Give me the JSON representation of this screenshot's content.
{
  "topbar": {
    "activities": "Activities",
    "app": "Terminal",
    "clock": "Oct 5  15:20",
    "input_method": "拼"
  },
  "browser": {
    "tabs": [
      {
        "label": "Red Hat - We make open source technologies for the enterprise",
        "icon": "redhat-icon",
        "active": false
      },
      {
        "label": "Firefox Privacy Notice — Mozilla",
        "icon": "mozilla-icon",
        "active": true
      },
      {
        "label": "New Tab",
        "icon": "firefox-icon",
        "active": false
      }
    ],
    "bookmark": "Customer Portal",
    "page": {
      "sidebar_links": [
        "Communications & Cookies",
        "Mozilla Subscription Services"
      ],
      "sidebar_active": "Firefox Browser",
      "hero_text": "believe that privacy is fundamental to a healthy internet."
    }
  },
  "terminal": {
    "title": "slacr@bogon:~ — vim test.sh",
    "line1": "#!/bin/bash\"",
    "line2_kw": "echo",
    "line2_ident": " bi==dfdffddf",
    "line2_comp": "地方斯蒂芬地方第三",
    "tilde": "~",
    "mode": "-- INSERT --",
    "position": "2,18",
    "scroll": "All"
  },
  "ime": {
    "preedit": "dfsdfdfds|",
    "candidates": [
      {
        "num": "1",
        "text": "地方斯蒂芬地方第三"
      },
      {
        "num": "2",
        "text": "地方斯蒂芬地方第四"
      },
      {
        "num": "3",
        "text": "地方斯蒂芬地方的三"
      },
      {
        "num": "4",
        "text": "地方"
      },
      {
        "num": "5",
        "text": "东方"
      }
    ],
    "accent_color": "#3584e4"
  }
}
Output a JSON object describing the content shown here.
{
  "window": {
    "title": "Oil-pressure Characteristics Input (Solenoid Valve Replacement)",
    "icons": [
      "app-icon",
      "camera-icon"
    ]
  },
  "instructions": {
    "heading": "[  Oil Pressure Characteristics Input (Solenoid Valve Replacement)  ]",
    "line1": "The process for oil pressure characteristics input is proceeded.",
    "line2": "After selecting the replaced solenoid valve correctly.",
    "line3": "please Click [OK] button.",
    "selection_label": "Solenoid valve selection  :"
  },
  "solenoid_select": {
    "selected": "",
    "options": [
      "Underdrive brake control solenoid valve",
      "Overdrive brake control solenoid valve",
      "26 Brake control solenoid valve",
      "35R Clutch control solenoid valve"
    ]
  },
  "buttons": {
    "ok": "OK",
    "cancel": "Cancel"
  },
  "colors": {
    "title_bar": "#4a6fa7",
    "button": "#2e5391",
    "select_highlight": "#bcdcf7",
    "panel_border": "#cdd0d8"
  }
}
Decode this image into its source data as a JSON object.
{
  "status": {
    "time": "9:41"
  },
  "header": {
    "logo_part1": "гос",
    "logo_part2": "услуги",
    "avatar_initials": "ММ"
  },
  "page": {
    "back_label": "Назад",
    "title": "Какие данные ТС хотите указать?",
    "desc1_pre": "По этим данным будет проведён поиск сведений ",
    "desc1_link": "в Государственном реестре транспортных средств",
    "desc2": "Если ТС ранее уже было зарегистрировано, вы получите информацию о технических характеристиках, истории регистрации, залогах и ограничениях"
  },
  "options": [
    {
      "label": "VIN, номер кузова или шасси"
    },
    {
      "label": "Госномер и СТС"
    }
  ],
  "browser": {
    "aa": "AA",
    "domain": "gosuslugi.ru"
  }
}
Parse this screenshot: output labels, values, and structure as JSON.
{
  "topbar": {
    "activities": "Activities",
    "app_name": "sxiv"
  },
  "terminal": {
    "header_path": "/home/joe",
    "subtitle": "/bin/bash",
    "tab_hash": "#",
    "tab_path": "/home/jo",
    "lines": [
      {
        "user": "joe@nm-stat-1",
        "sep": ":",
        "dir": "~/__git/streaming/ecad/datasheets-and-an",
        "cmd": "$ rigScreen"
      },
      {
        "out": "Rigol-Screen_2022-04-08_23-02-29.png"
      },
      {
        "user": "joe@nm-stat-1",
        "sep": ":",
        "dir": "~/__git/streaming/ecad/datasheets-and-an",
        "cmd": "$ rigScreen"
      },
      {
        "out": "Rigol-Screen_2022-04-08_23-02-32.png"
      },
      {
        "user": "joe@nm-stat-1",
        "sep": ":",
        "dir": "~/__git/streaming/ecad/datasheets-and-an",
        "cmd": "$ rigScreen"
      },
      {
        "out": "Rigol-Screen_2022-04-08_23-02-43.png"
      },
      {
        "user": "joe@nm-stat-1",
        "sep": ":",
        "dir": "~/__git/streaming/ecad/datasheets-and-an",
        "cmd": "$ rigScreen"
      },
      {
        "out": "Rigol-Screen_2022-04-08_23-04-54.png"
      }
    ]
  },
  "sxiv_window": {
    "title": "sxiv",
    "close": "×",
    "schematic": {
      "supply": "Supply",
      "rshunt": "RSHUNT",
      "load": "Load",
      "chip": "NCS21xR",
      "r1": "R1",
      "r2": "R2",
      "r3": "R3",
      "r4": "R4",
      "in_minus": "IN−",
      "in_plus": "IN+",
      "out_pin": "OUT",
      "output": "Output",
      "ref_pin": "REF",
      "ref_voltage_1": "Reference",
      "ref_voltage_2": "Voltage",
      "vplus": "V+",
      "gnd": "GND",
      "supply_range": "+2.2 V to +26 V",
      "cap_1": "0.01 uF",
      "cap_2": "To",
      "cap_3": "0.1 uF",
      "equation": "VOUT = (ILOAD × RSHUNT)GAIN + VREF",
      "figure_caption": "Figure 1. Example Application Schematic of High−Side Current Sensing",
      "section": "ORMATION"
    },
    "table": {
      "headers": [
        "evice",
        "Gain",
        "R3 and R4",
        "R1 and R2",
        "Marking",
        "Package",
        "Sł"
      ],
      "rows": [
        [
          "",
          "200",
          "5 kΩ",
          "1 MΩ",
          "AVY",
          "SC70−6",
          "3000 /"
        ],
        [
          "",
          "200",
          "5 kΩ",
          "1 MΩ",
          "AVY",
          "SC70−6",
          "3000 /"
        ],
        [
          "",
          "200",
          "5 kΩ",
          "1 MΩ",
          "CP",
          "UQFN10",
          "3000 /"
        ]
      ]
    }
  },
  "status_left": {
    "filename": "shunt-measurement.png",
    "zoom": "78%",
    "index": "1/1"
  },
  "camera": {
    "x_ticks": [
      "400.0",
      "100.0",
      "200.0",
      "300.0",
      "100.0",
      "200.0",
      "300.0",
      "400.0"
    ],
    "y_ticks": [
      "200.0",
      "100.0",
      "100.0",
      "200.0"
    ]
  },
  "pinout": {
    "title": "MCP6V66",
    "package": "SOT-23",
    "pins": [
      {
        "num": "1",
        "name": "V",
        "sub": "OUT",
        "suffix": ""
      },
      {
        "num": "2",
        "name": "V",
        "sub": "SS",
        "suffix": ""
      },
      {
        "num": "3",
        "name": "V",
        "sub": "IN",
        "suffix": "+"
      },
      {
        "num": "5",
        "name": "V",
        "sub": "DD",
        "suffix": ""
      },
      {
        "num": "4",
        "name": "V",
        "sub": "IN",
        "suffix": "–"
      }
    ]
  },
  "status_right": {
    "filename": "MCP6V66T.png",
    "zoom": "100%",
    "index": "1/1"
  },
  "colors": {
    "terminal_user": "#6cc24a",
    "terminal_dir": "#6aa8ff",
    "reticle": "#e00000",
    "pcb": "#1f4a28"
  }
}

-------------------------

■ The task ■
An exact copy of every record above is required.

■ Task response ■
Give me the JSON representation of this screenshot's content.
{
  "topbar": {
    "activities": "Activities",
    "app": "Terminal",
    "clock": "Oct 5  15:20",
    "input_method": "拼"
  },
  "browser": {
    "tabs": [
      {
        "label": "Red Hat - We make open source technologies for the enterprise",
        "icon": "redhat-icon",
        "active": false
      },
      {
        "label": "Firefox Privacy Notice — Mozilla",
        "icon": "mozilla-icon",
        "active": true
      },
      {
        "label": "New Tab",
        "icon": "firefox-icon",
        "active": false
      }
    ],
    "bookmark": "Customer Portal",
    "page": {
      "sidebar_links": [
        "Communications & Cookies",
        "Mozilla Subscription Services"
      ],
      "sidebar_active": "Firefox Browser",
      "hero_text": "believe that privacy is fundamental to a healthy internet."
    }
  },
  "terminal": {
    "title": "slacr@bogon:~ — vim test.sh",
    "line1": "#!/bin/bash\"",
    "line2_kw": "echo",
    "line2_ident": " bi==dfdffddf",
    "line2_comp": "地方斯蒂芬地方第三",
    "tilde": "~",
    "mode": "-- INSERT --",
    "position": "2,18",
    "scroll": "All"
  },
  "ime": {
    "preedit": "dfsdfdfds|",
    "candidates": [
      {
        "num": "1",
        "text": "地方斯蒂芬地方第三"
      },
      {
        "num": "2",
        "text": "地方斯蒂芬地方第四"
      },
      {
        "num": "3",
        "text": "地方斯蒂芬地方的三"
      },
      {
        "num": "4",
        "text": "地方"
      },
      {
        "num": "5",
        "text": "东方"
      }
    ],
    "accent_color": "#3584e4"
  }
}
Output a JSON object describing the content shown here.
{
  "window": {
    "title": "Oil-pressure Characteristics Input (Solenoid Valve Replacement)",
    "icons": [
      "app-icon",
      "camera-icon"
    ]
  },
  "instructions": {
    "heading": "[  Oil Pressure Characteristics Input (Solenoid Valve Replacement)  ]",
    "line1": "The process for oil pressure characteristics input is proceeded.",
    "line2": "After selecting the replaced solenoid valve correctly.",
    "line3": "please Click [OK] button.",
    "selection_label": "Solenoid valve selection  :"
  },
  "solenoid_select": {
    "selected": "",
    "options": [
      "Underdrive brake control solenoid valve",
      "Overdrive brake control solenoid valve",
      "26 Brake control solenoid valve",
      "35R Clutch control solenoid valve"
    ]
  },
  "buttons": {
    "ok": "OK",
    "cancel": "Cancel"
  },
  "colors": {
    "title_bar": "#4a6fa7",
    "button": "#2e5391",
    "select_highlight": "#bcdcf7",
    "panel_border": "#cdd0d8"
  }
}
Decode this image into its source data as a JSON object.
{
  "status": {
    "time": "9:41"
  },
  "header": {
    "logo_part1": "гос",
    "logo_part2": "услуги",
    "avatar_initials": "ММ"
  },
  "page": {
    "back_label": "Назад",
    "title": "Какие данные ТС хотите указать?",
    "desc1_pre": "По этим данным будет проведён поиск сведений ",
    "desc1_link": "в Государственном реестре транспортных средств",
    "desc2": "Если ТС ранее уже было зарегистрировано, вы получите информацию о технических характеристиках, истории регистрации, залогах и ограничениях"
  },
  "options": [
    {
      "label": "VIN, номер кузова или шасси"
    },
    {
      "label": "Госномер и СТС"
    }
  ],
  "browser": {
    "aa": "AA",
    "domain": "gosuslugi.ru"
  }
}
Parse this screenshot: output labels, values, and structure as JSON.
{
  "topbar": {
    "activities": "Activities",
    "app_name": "sxiv"
  },
  "terminal": {
    "header_path": "/home/joe",
    "subtitle": "/bin/bash",
    "tab_hash": "#",
    "tab_path": "/home/jo",
    "lines": [
      {
        "user": "joe@nm-stat-1",
        "sep": ":",
        "dir": "~/__git/streaming/ecad/datasheets-and-an",
        "cmd": "$ rigScreen"
      },
      {
        "out": "Rigol-Screen_2022-04-08_23-02-29.png"
      },
      {
        "user": "joe@nm-stat-1",
        "sep": ":",
        "dir": "~/__git/streaming/ecad/datasheets-and-an",
        "cmd": "$ rigScreen"
      },
      {
        "out": "Rigol-Screen_2022-04-08_23-02-32.png"
      },
      {
        "user": "joe@nm-stat-1",
        "sep": ":",
        "dir": "~/__git/streaming/ecad/datasheets-and-an",
        "cmd": "$ rigScreen"
      },
      {
        "out": "Rigol-Screen_2022-04-08_23-02-43.png"
      },
      {
        "user": "joe@nm-stat-1",
        "sep": ":",
        "dir": "~/__git/streaming/ecad/datasheets-and-an",
        "cmd": "$ rigScreen"
      },
      {
        "out": "Rigol-Screen_2022-04-08_23-04-54.png"
      }
    ]
  },
  "sxiv_window": {
    "title": "sxiv",
    "close": "×",
    "schematic": {
      "supply": "Supply",
      "rshunt": "RSHUNT",
      "load": "Load",
      "chip": "NCS21xR",
      "r1": "R1",
      "r2": "R2",
      "r3": "R3",
      "r4": "R4",
      "in_minus": "IN−",
      "in_plus": "IN+",
      "out_pin": "OUT",
      "output": "Output",
      "ref_pin": "REF",
      "ref_voltage_1": "Reference",
      "ref_voltage_2": "Voltage",
      "vplus": "V+",
      "gnd": "GND",
      "supply_range": "+2.2 V to +26 V",
      "cap_1": "0.01 uF",
      "cap_2": "To",
      "cap_3": "0.1 uF",
      "equation": "VOUT = (ILOAD × RSHUNT)GAIN + VREF",
      "figure_caption": "Figure 1. Example Application Schematic of High−Side Current Sensing",
      "section": "ORMATION"
    },
    "table": {
      "headers": [
        "evice",
        "Gain",
        "R3 and R4",
        "R1 and R2",
        "Marking",
        "Package",
        "Sł"
      ],
      "rows": [
        [
          "",
          "200",
          "5 kΩ",
          "1 MΩ",
          "AVY",
          "SC70−6",
          "3000 /"
        ],
        [
          "",
          "200",
          "5 kΩ",
          "1 MΩ",
          "AVY",
          "SC70−6",
          "3000 /"
        ],
        [
          "",
          "200",
          "5 kΩ",
          "1 MΩ",
          "CP",
          "UQFN10",
          "3000 /"
        ]
      ]
    }
  },
  "status_left": {
    "filename": "shunt-measurement.png",
    "zoom": "78%",
    "index": "1/1"
  },
  "camera": {
    "x_ticks": [
      "400.0",
      "100.0",
      "200.0",
      "300.0",
      "100.0",
      "200.0",
      "300.0",
      "400.0"
    ],
    "y_ticks": [
      "200.0",
      "100.0",
      "100.0",
      "200.0"
    ]
  },
  "pinout": {
    "title": "MCP6V66",
    "package": "SOT-23",
    "pins": [
      {
        "num": "1",
        "name": "V",
        "sub": "OUT",
        "suffix": ""
      },
      {
        "num": "2",
        "name": "V",
        "sub": "SS",
        "suffix": ""
      },
      {
        "num": "3",
        "name": "V",
        "sub": "IN",
        "suffix": "+"
      },
      {
        "num": "5",
        "name": "V",
        "sub": "DD",
        "suffix": ""
      },
      {
        "num": "4",
        "name": "V",
        "sub": "IN",
        "suffix": "–"
      }
    ]
  },
  "status_right": {
    "filename": "MCP6V66T.png",
    "zoom": "100%",
    "index": "1/1"
  },
  "colors": {
    "terminal_user": "#6cc24a",
    "terminal_dir": "#6aa8ff",
    "reticle": "#e00000",
    "pcb": "#1f4a28"
  }
}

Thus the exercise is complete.